__RECORDS TO PROCESS__

▽

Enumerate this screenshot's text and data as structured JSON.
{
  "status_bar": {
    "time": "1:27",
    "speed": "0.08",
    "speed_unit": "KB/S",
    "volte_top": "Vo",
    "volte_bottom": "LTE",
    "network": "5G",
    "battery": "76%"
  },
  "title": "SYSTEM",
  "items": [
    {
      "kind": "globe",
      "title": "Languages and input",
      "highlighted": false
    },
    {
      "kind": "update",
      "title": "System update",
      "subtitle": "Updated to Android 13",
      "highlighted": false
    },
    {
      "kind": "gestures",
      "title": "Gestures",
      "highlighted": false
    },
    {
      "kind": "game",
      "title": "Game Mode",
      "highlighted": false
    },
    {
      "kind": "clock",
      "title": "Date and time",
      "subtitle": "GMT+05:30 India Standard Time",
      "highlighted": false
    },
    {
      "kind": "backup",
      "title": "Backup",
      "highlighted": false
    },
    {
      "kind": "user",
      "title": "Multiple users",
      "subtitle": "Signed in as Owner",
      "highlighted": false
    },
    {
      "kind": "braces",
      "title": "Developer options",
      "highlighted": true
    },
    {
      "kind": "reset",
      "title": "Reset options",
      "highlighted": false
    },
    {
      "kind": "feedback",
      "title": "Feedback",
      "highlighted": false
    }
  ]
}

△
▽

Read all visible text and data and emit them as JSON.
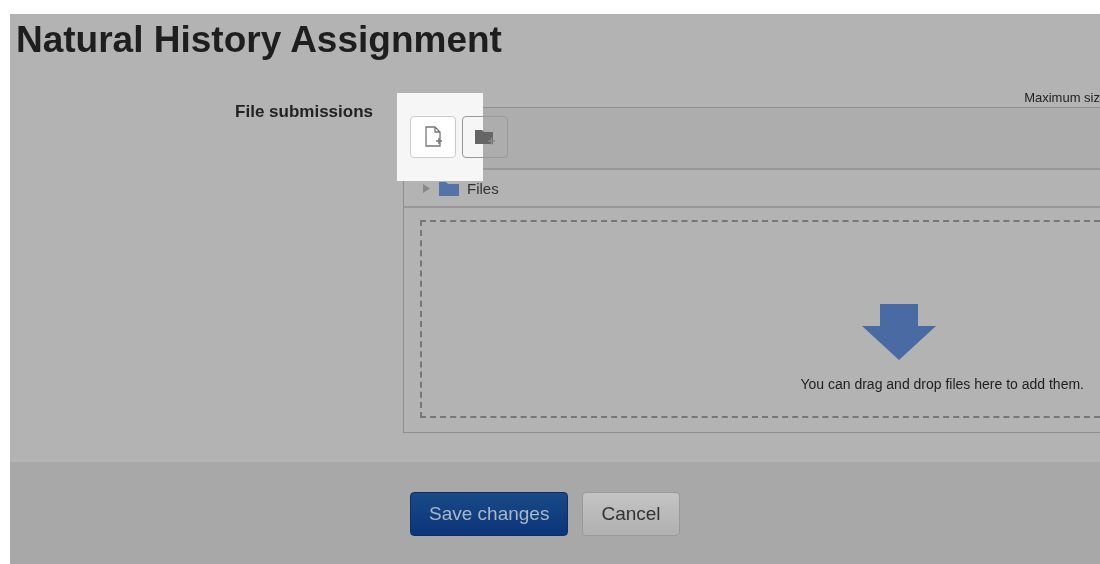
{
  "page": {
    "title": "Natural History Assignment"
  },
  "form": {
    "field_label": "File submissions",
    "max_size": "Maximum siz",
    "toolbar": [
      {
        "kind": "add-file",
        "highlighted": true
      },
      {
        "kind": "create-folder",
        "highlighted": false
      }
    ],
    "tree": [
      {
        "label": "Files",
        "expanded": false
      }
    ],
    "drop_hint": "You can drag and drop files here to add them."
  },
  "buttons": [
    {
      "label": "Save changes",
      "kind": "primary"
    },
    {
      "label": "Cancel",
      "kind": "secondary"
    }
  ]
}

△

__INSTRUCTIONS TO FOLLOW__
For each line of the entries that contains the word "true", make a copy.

__WRITTEN SOLUTION__
      "highlighted": true
        "highlighted": true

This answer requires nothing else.